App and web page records
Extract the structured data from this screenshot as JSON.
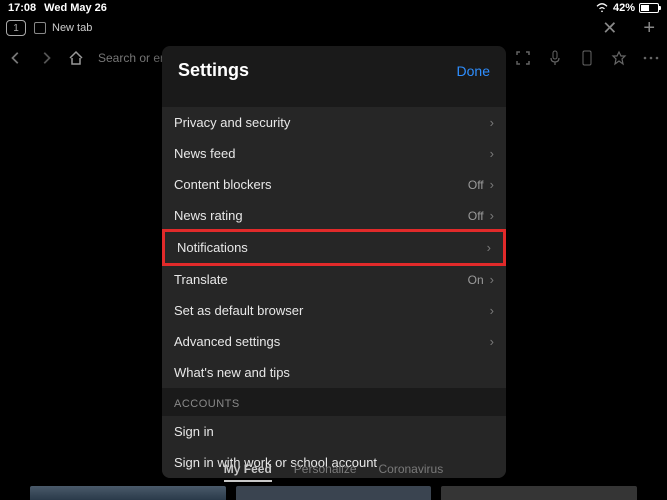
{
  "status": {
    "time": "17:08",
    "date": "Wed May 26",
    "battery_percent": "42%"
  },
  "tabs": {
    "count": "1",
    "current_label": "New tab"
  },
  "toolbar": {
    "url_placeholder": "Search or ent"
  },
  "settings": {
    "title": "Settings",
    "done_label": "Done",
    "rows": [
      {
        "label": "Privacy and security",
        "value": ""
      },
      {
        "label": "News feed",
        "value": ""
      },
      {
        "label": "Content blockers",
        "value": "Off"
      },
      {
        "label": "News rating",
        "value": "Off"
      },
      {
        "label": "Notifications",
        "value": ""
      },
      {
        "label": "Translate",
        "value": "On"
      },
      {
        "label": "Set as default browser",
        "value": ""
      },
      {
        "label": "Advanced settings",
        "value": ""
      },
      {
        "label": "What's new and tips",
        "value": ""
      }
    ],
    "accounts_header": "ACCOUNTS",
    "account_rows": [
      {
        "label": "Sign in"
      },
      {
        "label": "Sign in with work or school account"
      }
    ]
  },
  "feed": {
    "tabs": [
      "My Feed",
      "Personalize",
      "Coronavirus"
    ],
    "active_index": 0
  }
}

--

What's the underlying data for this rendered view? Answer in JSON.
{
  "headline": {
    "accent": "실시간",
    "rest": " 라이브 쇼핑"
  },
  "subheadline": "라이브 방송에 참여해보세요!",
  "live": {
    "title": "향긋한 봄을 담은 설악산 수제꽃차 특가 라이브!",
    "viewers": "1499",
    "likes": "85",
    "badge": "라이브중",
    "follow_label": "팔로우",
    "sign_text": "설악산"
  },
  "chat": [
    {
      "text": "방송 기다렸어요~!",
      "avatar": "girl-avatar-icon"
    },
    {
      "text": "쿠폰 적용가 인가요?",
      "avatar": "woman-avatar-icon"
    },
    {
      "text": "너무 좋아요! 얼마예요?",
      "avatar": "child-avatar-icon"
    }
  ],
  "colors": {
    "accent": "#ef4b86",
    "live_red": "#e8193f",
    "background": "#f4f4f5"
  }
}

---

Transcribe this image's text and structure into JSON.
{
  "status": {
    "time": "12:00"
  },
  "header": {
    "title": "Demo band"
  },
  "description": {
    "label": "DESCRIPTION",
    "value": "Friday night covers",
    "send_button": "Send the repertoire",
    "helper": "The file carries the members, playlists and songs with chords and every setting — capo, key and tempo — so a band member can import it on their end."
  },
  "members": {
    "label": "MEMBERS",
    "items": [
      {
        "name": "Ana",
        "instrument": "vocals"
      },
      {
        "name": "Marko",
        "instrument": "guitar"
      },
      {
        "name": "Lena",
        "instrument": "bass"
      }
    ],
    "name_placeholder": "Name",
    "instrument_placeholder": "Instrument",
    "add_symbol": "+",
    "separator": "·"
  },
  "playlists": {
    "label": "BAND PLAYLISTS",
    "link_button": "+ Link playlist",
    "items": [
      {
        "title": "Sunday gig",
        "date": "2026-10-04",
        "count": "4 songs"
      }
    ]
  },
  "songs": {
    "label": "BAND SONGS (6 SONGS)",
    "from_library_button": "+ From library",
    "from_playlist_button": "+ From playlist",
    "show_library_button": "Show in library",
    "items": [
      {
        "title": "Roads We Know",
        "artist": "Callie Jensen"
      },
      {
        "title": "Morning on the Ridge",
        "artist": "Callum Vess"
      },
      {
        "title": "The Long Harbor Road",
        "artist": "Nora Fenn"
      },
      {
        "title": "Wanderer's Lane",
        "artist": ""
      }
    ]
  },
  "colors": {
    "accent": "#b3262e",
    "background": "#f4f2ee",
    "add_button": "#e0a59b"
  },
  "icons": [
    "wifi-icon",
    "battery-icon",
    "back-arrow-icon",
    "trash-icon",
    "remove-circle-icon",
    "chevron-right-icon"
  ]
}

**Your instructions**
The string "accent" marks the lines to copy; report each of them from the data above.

**Result below**
    "accent": "실시간",
    "accent": "#ef4b86",
    "accent": "#b3262e",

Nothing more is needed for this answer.